*What to produce*
Every entry that follows should be reproduced exactly.

+-------+

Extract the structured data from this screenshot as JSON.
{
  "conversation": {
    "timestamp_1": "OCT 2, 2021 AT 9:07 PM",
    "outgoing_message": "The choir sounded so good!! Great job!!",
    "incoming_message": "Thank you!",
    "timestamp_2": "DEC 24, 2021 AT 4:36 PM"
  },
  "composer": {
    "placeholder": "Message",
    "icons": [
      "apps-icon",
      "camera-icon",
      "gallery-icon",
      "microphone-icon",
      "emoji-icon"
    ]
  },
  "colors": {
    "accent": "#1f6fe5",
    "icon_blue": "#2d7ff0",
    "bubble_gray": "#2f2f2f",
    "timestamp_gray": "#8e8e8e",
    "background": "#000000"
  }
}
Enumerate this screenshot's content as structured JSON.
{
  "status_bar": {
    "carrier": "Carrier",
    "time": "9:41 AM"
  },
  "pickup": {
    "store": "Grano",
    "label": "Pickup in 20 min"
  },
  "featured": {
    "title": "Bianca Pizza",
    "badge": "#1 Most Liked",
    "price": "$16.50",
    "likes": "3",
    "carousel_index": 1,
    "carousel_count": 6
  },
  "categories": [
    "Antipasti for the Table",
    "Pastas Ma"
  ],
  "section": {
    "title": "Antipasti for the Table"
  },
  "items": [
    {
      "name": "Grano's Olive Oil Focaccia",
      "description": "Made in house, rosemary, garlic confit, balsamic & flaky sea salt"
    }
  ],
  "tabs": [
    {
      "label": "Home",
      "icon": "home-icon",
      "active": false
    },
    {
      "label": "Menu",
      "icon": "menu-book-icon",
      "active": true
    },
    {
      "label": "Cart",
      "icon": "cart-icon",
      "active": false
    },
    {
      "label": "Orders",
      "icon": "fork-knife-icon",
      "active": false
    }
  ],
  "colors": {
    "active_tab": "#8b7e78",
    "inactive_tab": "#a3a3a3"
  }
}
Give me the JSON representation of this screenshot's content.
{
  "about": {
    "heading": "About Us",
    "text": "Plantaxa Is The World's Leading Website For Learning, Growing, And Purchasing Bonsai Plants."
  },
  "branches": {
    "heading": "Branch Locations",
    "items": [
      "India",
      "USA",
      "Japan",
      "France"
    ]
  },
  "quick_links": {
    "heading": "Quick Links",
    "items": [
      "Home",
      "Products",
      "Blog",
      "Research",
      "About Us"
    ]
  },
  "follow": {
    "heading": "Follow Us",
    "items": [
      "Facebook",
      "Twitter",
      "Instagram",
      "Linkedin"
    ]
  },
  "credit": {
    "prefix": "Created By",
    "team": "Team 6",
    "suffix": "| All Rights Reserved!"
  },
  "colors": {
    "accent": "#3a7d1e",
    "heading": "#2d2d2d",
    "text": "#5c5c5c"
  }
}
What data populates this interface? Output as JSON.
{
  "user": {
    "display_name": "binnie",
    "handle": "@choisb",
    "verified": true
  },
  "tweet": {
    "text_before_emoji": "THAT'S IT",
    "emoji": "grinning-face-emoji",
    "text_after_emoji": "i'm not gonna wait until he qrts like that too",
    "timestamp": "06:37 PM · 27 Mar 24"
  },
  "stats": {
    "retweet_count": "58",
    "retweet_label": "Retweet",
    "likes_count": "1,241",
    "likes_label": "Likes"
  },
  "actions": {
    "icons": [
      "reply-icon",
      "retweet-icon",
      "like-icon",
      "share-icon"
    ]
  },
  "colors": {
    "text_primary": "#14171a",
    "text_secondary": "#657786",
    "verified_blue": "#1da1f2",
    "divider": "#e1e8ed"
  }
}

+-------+

*Task result*
Extract the structured data from this screenshot as JSON.
{
  "conversation": {
    "timestamp_1": "OCT 2, 2021 AT 9:07 PM",
    "outgoing_message": "The choir sounded so good!! Great job!!",
    "incoming_message": "Thank you!",
    "timestamp_2": "DEC 24, 2021 AT 4:36 PM"
  },
  "composer": {
    "placeholder": "Message",
    "icons": [
      "apps-icon",
      "camera-icon",
      "gallery-icon",
      "microphone-icon",
      "emoji-icon"
    ]
  },
  "colors": {
    "accent": "#1f6fe5",
    "icon_blue": "#2d7ff0",
    "bubble_gray": "#2f2f2f",
    "timestamp_gray": "#8e8e8e",
    "background": "#000000"
  }
}
Enumerate this screenshot's content as structured JSON.
{
  "status_bar": {
    "carrier": "Carrier",
    "time": "9:41 AM"
  },
  "pickup": {
    "store": "Grano",
    "label": "Pickup in 20 min"
  },
  "featured": {
    "title": "Bianca Pizza",
    "badge": "#1 Most Liked",
    "price": "$16.50",
    "likes": "3",
    "carousel_index": 1,
    "carousel_count": 6
  },
  "categories": [
    "Antipasti for the Table",
    "Pastas Ma"
  ],
  "section": {
    "title": "Antipasti for the Table"
  },
  "items": [
    {
      "name": "Grano's Olive Oil Focaccia",
      "description": "Made in house, rosemary, garlic confit, balsamic & flaky sea salt"
    }
  ],
  "tabs": [
    {
      "label": "Home",
      "icon": "home-icon",
      "active": false
    },
    {
      "label": "Menu",
      "icon": "menu-book-icon",
      "active": true
    },
    {
      "label": "Cart",
      "icon": "cart-icon",
      "active": false
    },
    {
      "label": "Orders",
      "icon": "fork-knife-icon",
      "active": false
    }
  ],
  "colors": {
    "active_tab": "#8b7e78",
    "inactive_tab": "#a3a3a3"
  }
}
Give me the JSON representation of this screenshot's content.
{
  "about": {
    "heading": "About Us",
    "text": "Plantaxa Is The World's Leading Website For Learning, Growing, And Purchasing Bonsai Plants."
  },
  "branches": {
    "heading": "Branch Locations",
    "items": [
      "India",
      "USA",
      "Japan",
      "France"
    ]
  },
  "quick_links": {
    "heading": "Quick Links",
    "items": [
      "Home",
      "Products",
      "Blog",
      "Research",
      "About Us"
    ]
  },
  "follow": {
    "heading": "Follow Us",
    "items": [
      "Facebook",
      "Twitter",
      "Instagram",
      "Linkedin"
    ]
  },
  "credit": {
    "prefix": "Created By",
    "team": "Team 6",
    "suffix": "| All Rights Reserved!"
  },
  "colors": {
    "accent": "#3a7d1e",
    "heading": "#2d2d2d",
    "text": "#5c5c5c"
  }
}
What data populates this interface? Output as JSON.
{
  "user": {
    "display_name": "binnie",
    "handle": "@choisb",
    "verified": true
  },
  "tweet": {
    "text_before_emoji": "THAT'S IT",
    "emoji": "grinning-face-emoji",
    "text_after_emoji": "i'm not gonna wait until he qrts like that too",
    "timestamp": "06:37 PM · 27 Mar 24"
  },
  "stats": {
    "retweet_count": "58",
    "retweet_label": "Retweet",
    "likes_count": "1,241",
    "likes_label": "Likes"
  },
  "actions": {
    "icons": [
      "reply-icon",
      "retweet-icon",
      "like-icon",
      "share-icon"
    ]
  },
  "colors": {
    "text_primary": "#14171a",
    "text_secondary": "#657786",
    "verified_blue": "#1da1f2",
    "divider": "#e1e8ed"
  }
}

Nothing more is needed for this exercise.